# Data section:
──────
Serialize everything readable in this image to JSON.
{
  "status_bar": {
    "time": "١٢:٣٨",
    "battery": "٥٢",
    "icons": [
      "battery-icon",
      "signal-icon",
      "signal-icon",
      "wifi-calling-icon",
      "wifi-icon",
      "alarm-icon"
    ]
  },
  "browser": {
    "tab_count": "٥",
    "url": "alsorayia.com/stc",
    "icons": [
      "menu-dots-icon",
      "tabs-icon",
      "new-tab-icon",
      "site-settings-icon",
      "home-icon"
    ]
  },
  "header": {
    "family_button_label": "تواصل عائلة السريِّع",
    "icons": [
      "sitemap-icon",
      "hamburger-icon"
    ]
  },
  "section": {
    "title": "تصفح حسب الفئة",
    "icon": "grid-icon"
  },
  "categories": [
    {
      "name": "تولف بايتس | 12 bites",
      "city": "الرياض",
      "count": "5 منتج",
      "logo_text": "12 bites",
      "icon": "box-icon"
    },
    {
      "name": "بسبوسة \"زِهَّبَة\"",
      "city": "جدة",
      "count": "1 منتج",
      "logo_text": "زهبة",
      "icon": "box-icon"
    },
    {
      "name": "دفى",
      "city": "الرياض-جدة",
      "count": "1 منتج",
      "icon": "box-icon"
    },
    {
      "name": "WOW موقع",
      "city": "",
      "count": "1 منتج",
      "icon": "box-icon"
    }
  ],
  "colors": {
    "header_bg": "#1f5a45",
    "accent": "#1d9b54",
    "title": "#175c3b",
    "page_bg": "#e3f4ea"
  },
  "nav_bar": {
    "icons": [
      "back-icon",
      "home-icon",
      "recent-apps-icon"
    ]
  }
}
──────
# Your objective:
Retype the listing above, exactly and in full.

# Expected answer:
Serialize everything readable in this image to JSON.
{
  "status_bar": {
    "time": "١٢:٣٨",
    "battery": "٥٢",
    "icons": [
      "battery-icon",
      "signal-icon",
      "signal-icon",
      "wifi-calling-icon",
      "wifi-icon",
      "alarm-icon"
    ]
  },
  "browser": {
    "tab_count": "٥",
    "url": "alsorayia.com/stc",
    "icons": [
      "menu-dots-icon",
      "tabs-icon",
      "new-tab-icon",
      "site-settings-icon",
      "home-icon"
    ]
  },
  "header": {
    "family_button_label": "تواصل عائلة السريِّع",
    "icons": [
      "sitemap-icon",
      "hamburger-icon"
    ]
  },
  "section": {
    "title": "تصفح حسب الفئة",
    "icon": "grid-icon"
  },
  "categories": [
    {
      "name": "تولف بايتس | 12 bites",
      "city": "الرياض",
      "count": "5 منتج",
      "logo_text": "12 bites",
      "icon": "box-icon"
    },
    {
      "name": "بسبوسة \"زِهَّبَة\"",
      "city": "جدة",
      "count": "1 منتج",
      "logo_text": "زهبة",
      "icon": "box-icon"
    },
    {
      "name": "دفى",
      "city": "الرياض-جدة",
      "count": "1 منتج",
      "icon": "box-icon"
    },
    {
      "name": "WOW موقع",
      "city": "",
      "count": "1 منتج",
      "icon": "box-icon"
    }
  ],
  "colors": {
    "header_bg": "#1f5a45",
    "accent": "#1d9b54",
    "title": "#175c3b",
    "page_bg": "#e3f4ea"
  },
  "nav_bar": {
    "icons": [
      "back-icon",
      "home-icon",
      "recent-apps-icon"
    ]
  }
}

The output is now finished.